Rinse the wound thoroughly with water to clean out dirt and debris.
Wash the wound with a mild soap and rinse thoroughly. Avoid antiseptic
solutions, which don't provide any additional protection.
Cover the wound with a sterile adhesive bandage or sterile gauze and
Examine the wound daily. If the bandage gets wet, remove it and apply a
new one. After the wound forms a scab, a bandage is no longer necessary.
Call your child's doctor if the wound is red, swollen, tender, warm, or
beginning to drain.
For Bleeding From a Large Cut or Laceration
the wound thoroughly with water. This will allow you to see the wound clearly
and assess its size.
Place a piece of sterile gauze or a clean cloth over the entire wound. If
available, use clean latex or rubber gloves to protect yourself from exposure
to blood. If you can, raise the bleeding body part above the level of your
child's heart. Do not apply a tourniquet.
Using the palm of your hand on the gauze or cloth, apply direct pressure
to the wound for 5 minutes. (During the 5 minutes, do not stop to check the
wound or disturb any blood clots that may form on the gauze.)
If blood soaks through the gauze, do not remove it. Apply another gauze
pad on top and continue applying pressure.
Call your child's doctor for all large cuts or lacerations, or if:
you are unable to stop the bleeding after 5 minutes of pressure, or if
the wound begins bleeding again. (Continue applying pressure.)
you are unable to clean out dirt and debris thoroughly.
the wound is on your child's face or neck.
there is something stuck in the wound.
the cut is more than 1/2
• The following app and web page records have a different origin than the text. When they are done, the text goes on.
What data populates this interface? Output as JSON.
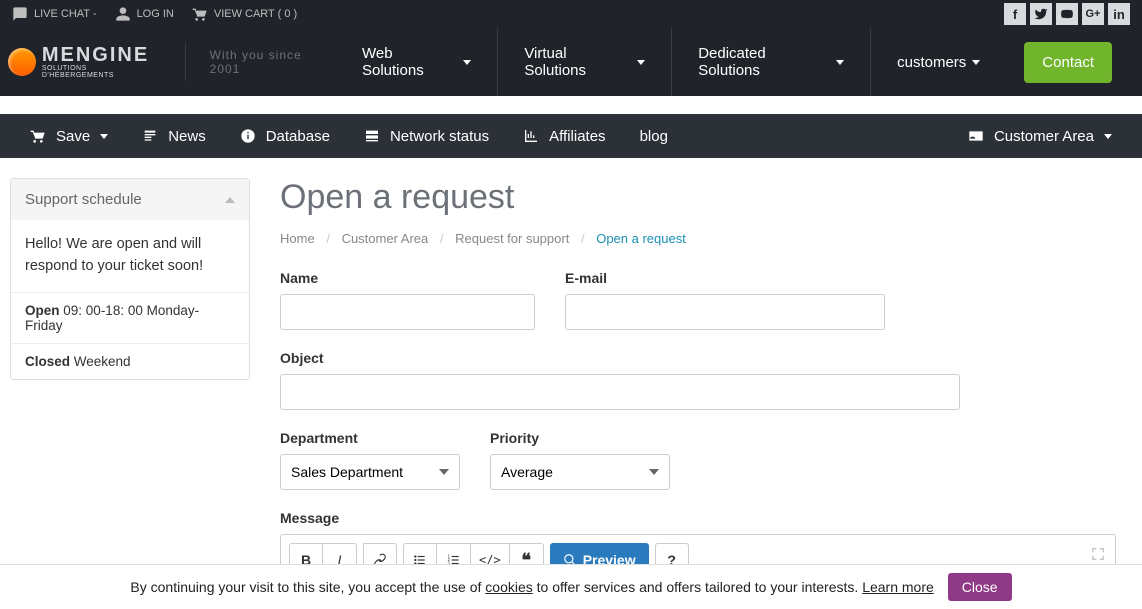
{
  "topbar": {
    "live_chat": "LIVE CHAT -",
    "login": "LOG IN",
    "cart": "VIEW CART ( 0 )"
  },
  "brand": {
    "name_a": "men",
    "name_b": "GINE",
    "sub": "SOLUTIONS D'HÉBERGEMENTS",
    "tagline": "With you since 2001"
  },
  "nav": {
    "web": "Web Solutions",
    "virtual": "Virtual Solutions",
    "dedicated": "Dedicated Solutions",
    "customers": "customers",
    "contact": "Contact"
  },
  "secbar": {
    "save": "Save",
    "news": "News",
    "database": "Database",
    "network": "Network status",
    "affiliates": "Affiliates",
    "blog": "blog",
    "customer_area": "Customer Area"
  },
  "sidebar": {
    "title": "Support schedule",
    "greeting": "Hello! We are open and will respond to your ticket soon!",
    "open_label": "Open",
    "open_hours": "09: 00-18: 00 Monday-Friday",
    "closed_label": "Closed",
    "closed_hours": "Weekend"
  },
  "page": {
    "title": "Open a request",
    "crumbs": {
      "home": "Home",
      "area": "Customer Area",
      "support": "Request for support",
      "current": "Open a request"
    }
  },
  "form": {
    "name": "Name",
    "email": "E-mail",
    "object": "Object",
    "department": "Department",
    "department_value": "Sales Department",
    "priority": "Priority",
    "priority_value": "Average",
    "message": "Message",
    "preview": "Preview"
  },
  "cookie": {
    "t1": "By continuing your visit to this site, you accept the use of ",
    "t2": "cookies",
    "t3": " to offer services and offers tailored to your interests. ",
    "t4": "Learn more ",
    "close": "Close"
  }
}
inch long or appears to be deep. Large or deep wounds can result in nerve
damage. If you have any doubt about whether stitches are needed, phone your